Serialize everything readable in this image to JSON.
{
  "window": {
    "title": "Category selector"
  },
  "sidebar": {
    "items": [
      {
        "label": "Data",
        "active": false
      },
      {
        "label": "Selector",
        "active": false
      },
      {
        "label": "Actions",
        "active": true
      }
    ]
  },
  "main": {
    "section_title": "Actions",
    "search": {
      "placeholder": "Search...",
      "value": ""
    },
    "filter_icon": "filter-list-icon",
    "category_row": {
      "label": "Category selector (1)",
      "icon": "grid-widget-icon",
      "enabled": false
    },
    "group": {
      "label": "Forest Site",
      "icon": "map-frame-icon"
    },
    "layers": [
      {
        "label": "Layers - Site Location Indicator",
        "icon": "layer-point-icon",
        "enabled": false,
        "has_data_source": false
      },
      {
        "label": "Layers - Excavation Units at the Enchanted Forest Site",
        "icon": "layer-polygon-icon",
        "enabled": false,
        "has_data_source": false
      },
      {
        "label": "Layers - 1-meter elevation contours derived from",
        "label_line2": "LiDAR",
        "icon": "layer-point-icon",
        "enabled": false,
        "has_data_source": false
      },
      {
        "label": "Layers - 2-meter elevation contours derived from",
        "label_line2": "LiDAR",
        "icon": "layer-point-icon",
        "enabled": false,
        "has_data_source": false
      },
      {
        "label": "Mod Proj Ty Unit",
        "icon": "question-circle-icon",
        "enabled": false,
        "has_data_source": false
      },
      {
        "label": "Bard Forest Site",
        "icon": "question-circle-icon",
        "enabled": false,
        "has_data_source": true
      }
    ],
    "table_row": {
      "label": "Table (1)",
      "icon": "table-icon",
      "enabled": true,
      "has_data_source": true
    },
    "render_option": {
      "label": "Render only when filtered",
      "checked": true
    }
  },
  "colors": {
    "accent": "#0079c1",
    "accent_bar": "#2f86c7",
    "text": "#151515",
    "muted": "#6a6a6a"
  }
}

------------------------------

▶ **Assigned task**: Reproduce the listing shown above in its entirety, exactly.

▶ **Response to the task**:
Serialize everything readable in this image to JSON.
{
  "window": {
    "title": "Category selector"
  },
  "sidebar": {
    "items": [
      {
        "label": "Data",
        "active": false
      },
      {
        "label": "Selector",
        "active": false
      },
      {
        "label": "Actions",
        "active": true
      }
    ]
  },
  "main": {
    "section_title": "Actions",
    "search": {
      "placeholder": "Search...",
      "value": ""
    },
    "filter_icon": "filter-list-icon",
    "category_row": {
      "label": "Category selector (1)",
      "icon": "grid-widget-icon",
      "enabled": false
    },
    "group": {
      "label": "Forest Site",
      "icon": "map-frame-icon"
    },
    "layers": [
      {
        "label": "Layers - Site Location Indicator",
        "icon": "layer-point-icon",
        "enabled": false,
        "has_data_source": false
      },
      {
        "label": "Layers - Excavation Units at the Enchanted Forest Site",
        "icon": "layer-polygon-icon",
        "enabled": false,
        "has_data_source": false
      },
      {
        "label": "Layers - 1-meter elevation contours derived from",
        "label_line2": "LiDAR",
        "icon": "layer-point-icon",
        "enabled": false,
        "has_data_source": false
      },
      {
        "label": "Layers - 2-meter elevation contours derived from",
        "label_line2": "LiDAR",
        "icon": "layer-point-icon",
        "enabled": false,
        "has_data_source": false
      },
      {
        "label": "Mod Proj Ty Unit",
        "icon": "question-circle-icon",
        "enabled": false,
        "has_data_source": false
      },
      {
        "label": "Bard Forest Site",
        "icon": "question-circle-icon",
        "enabled": false,
        "has_data_source": true
      }
    ],
    "table_row": {
      "label": "Table (1)",
      "icon": "table-icon",
      "enabled": true,
      "has_data_source": true
    },
    "render_option": {
      "label": "Render only when filtered",
      "checked": true
    }
  },
  "colors": {
    "accent": "#0079c1",
    "accent_bar": "#2f86c7",
    "text": "#151515",
    "muted": "#6a6a6a"
  }
}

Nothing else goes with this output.